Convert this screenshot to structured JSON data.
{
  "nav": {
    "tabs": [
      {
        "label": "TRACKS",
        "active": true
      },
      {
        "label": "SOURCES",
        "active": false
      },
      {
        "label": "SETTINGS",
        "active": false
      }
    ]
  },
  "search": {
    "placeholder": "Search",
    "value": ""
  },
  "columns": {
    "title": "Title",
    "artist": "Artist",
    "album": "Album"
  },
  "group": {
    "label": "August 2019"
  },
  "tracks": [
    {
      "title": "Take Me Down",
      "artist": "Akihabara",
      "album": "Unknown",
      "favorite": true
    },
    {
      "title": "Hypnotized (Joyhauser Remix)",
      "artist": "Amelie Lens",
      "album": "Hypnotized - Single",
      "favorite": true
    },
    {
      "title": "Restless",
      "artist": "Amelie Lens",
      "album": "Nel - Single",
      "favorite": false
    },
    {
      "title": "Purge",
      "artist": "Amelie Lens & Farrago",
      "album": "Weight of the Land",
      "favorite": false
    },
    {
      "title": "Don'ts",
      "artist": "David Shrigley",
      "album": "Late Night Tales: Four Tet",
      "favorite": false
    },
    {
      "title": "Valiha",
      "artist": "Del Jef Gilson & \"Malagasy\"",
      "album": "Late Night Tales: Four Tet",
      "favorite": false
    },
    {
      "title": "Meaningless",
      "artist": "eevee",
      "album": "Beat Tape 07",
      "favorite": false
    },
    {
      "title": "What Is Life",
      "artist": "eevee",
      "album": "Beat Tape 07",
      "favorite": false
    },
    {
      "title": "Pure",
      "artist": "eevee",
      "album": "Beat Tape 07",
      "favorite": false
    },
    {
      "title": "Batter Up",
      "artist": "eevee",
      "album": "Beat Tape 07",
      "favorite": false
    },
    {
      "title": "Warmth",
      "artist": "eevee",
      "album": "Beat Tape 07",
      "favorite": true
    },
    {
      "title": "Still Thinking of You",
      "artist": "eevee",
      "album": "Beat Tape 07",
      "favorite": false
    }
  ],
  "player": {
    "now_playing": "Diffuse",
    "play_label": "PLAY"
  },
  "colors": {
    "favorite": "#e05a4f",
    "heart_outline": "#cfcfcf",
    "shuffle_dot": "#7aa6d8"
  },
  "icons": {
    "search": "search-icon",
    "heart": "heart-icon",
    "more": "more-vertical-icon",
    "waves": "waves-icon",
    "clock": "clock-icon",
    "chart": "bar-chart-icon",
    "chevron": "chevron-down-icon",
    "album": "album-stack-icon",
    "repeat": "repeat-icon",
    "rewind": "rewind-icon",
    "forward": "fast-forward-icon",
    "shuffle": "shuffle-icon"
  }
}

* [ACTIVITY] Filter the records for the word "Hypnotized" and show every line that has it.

* [TASK ANSWER]
      "title": "Hypnotized (Joyhauser Remix)",
      "album": "Hypnotized - Single",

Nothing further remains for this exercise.